#### EXERCISE
Set down all of the data exactly. Pictures stay out of the copy.

#### INFORMATION GIVEN
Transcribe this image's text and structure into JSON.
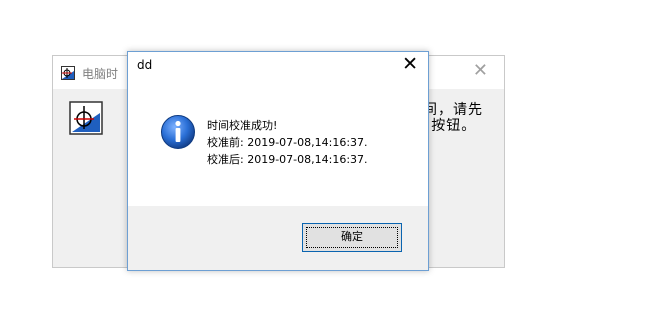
{
  "background_window": {
    "title": "电脑时",
    "close_glyph": "✕",
    "body_text_line1": "间，请先",
    "body_text_line2": "”按钮。"
  },
  "dialog": {
    "title": "dd",
    "close_glyph": "✕",
    "message": [
      "时间校准成功!",
      "校准前: 2019-07-08,14:16:37.",
      "校准后: 2019-07-08,14:16:37."
    ],
    "ok_label": "确定"
  },
  "colors": {
    "info_blue": "#1f5fbf",
    "dialog_border": "#6d9fd3",
    "button_border": "#0a64b0"
  }
}
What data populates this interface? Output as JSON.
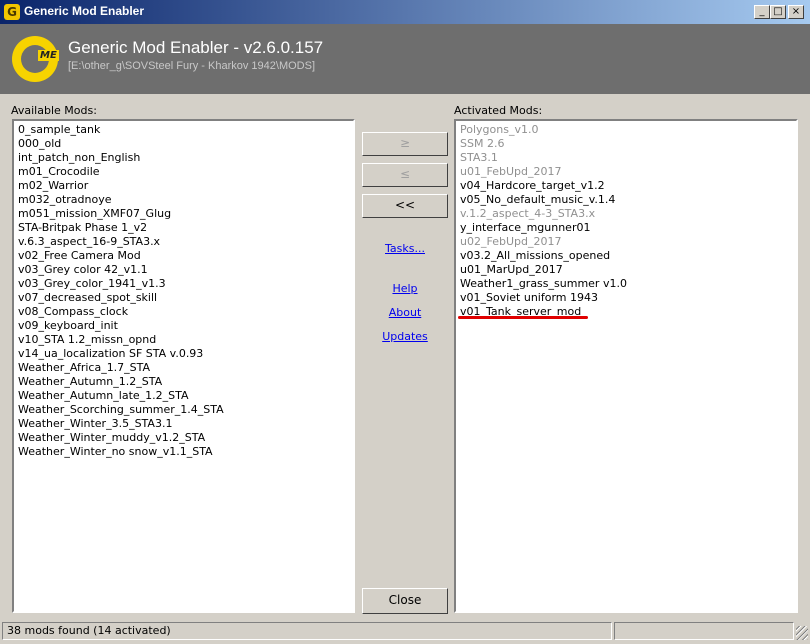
{
  "window": {
    "title": "Generic Mod Enabler",
    "icon_letter": "G",
    "minimize_glyph": "_",
    "maximize_glyph": "□",
    "close_glyph": "×"
  },
  "header": {
    "logo_letter": "G",
    "logo_sub": "ME",
    "title": "Generic Mod Enabler - v2.6.0.157",
    "path": "[E:\\other_g\\SOVSteel Fury - Kharkov 1942\\MODS]"
  },
  "available": {
    "label": "Available Mods:",
    "items": [
      "0_sample_tank",
      "000_old",
      "int_patch_non_English",
      "m01_Crocodile",
      "m02_Warrior",
      "m032_otradnoye",
      "m051_mission_XMF07_Glug",
      "STA-Britpak Phase 1_v2",
      "v.6.3_aspect_16-9_STA3.x",
      "v02_Free Camera Mod",
      "v03_Grey color 42_v1.1",
      "v03_Grey_color_1941_v1.3",
      "v07_decreased_spot_skill",
      "v08_Compass_clock",
      "v09_keyboard_init",
      "v10_STA 1.2_missn_opnd",
      "v14_ua_localization SF STA v.0.93",
      "Weather_Africa_1.7_STA",
      "Weather_Autumn_1.2_STA",
      "Weather_Autumn_late_1.2_STA",
      "Weather_Scorching_summer_1.4_STA",
      "Weather_Winter_3.5_STA3.1",
      "Weather_Winter_muddy_v1.2_STA",
      "Weather_Winter_no snow_v1.1_STA"
    ]
  },
  "activated": {
    "label": "Activated Mods:",
    "items": [
      {
        "name": "Polygons_v1.0",
        "disabled": true
      },
      {
        "name": "SSM 2.6",
        "disabled": true
      },
      {
        "name": "STA3.1",
        "disabled": true
      },
      {
        "name": "u01_FebUpd_2017",
        "disabled": true
      },
      {
        "name": "v04_Hardcore_target_v1.2",
        "disabled": false
      },
      {
        "name": "v05_No_default_music_v.1.4",
        "disabled": false
      },
      {
        "name": "v.1.2_aspect_4-3_STA3.x",
        "disabled": true
      },
      {
        "name": "y_interface_mgunner01",
        "disabled": false
      },
      {
        "name": "u02_FebUpd_2017",
        "disabled": true
      },
      {
        "name": "v03.2_All_missions_opened",
        "disabled": false
      },
      {
        "name": "u01_MarUpd_2017",
        "disabled": false
      },
      {
        "name": "Weather1_grass_summer v1.0",
        "disabled": false
      },
      {
        "name": "v01_Soviet uniform 1943",
        "disabled": false
      },
      {
        "name": "v01_Tank_server_mod",
        "disabled": false
      }
    ]
  },
  "buttons": {
    "activate": "≥",
    "deactivate": "≤",
    "deactivate_all": "<<",
    "close": "Close"
  },
  "links": {
    "tasks": "Tasks...",
    "help": "Help",
    "about": "About",
    "updates": "Updates"
  },
  "status": {
    "text": "38 mods found (14 activated)"
  },
  "colors": {
    "titlebar_start": "#0a246a",
    "titlebar_end": "#a6caf0",
    "logo_yellow": "#f7d300",
    "annotation_red": "#e00000",
    "disabled_text": "#909090"
  }
}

#### EXERCISE ANSWER
Transcribe this image's text and structure into JSON.
{
  "background_window": {
    "title": "电脑时",
    "close_glyph": "✕",
    "body_text_line1": "间，请先",
    "body_text_line2": "”按钮。"
  },
  "dialog": {
    "title": "dd",
    "close_glyph": "✕",
    "message": [
      "时间校准成功!",
      "校准前: 2019-07-08,14:16:37.",
      "校准后: 2019-07-08,14:16:37."
    ],
    "ok_label": "确定"
  },
  "colors": {
    "info_blue": "#1f5fbf",
    "dialog_border": "#6d9fd3",
    "button_border": "#0a64b0"
  }
}
What data populates this interface? Output as JSON.
{
  "window": {
    "title": "Generic Mod Enabler",
    "icon_letter": "G",
    "minimize_glyph": "_",
    "maximize_glyph": "□",
    "close_glyph": "×"
  },
  "header": {
    "logo_letter": "G",
    "logo_sub": "ME",
    "title": "Generic Mod Enabler - v2.6.0.157",
    "path": "[E:\\other_g\\SOVSteel Fury - Kharkov 1942\\MODS]"
  },
  "available": {
    "label": "Available Mods:",
    "items": [
      "0_sample_tank",
      "000_old",
      "int_patch_non_English",
      "m01_Crocodile",
      "m02_Warrior",
      "m032_otradnoye",
      "m051_mission_XMF07_Glug",
      "STA-Britpak Phase 1_v2",
      "v.6.3_aspect_16-9_STA3.x",
      "v02_Free Camera Mod",
      "v03_Grey color 42_v1.1",
      "v03_Grey_color_1941_v1.3",
      "v07_decreased_spot_skill",
      "v08_Compass_clock",
      "v09_keyboard_init",
      "v10_STA 1.2_missn_opnd",
      "v14_ua_localization SF STA v.0.93",
      "Weather_Africa_1.7_STA",
      "Weather_Autumn_1.2_STA",
      "Weather_Autumn_late_1.2_STA",
      "Weather_Scorching_summer_1.4_STA",
      "Weather_Winter_3.5_STA3.1",
      "Weather_Winter_muddy_v1.2_STA",
      "Weather_Winter_no snow_v1.1_STA"
    ]
  },
  "activated": {
    "label": "Activated Mods:",
    "items": [
      {
        "name": "Polygons_v1.0",
        "disabled": true
      },
      {
        "name": "SSM 2.6",
        "disabled": true
      },
      {
        "name": "STA3.1",
        "disabled": true
      },
      {
        "name": "u01_FebUpd_2017",
        "disabled": true
      },
      {
        "name": "v04_Hardcore_target_v1.2",
        "disabled": false
      },
      {
        "name": "v05_No_default_music_v.1.4",
        "disabled": false
      },
      {
        "name": "v.1.2_aspect_4-3_STA3.x",
        "disabled": true
      },
      {
        "name": "y_interface_mgunner01",
        "disabled": false
      },
      {
        "name": "u02_FebUpd_2017",
        "disabled": true
      },
      {
        "name": "v03.2_All_missions_opened",
        "disabled": false
      },
      {
        "name": "u01_MarUpd_2017",
        "disabled": false
      },
      {
        "name": "Weather1_grass_summer v1.0",
        "disabled": false
      },
      {
        "name": "v01_Soviet uniform 1943",
        "disabled": false
      },
      {
        "name": "v01_Tank_server_mod",
        "disabled": false
      }
    ]
  },
  "buttons": {
    "activate": "≥",
    "deactivate": "≤",
    "deactivate_all": "<<",
    "close": "Close"
  },
  "links": {
    "tasks": "Tasks...",
    "help": "Help",
    "about": "About",
    "updates": "Updates"
  },
  "status": {
    "text": "38 mods found (14 activated)"
  },
  "colors": {
    "titlebar_start": "#0a246a",
    "titlebar_end": "#a6caf0",
    "logo_yellow": "#f7d300",
    "annotation_red": "#e00000",
    "disabled_text": "#909090"
  }
}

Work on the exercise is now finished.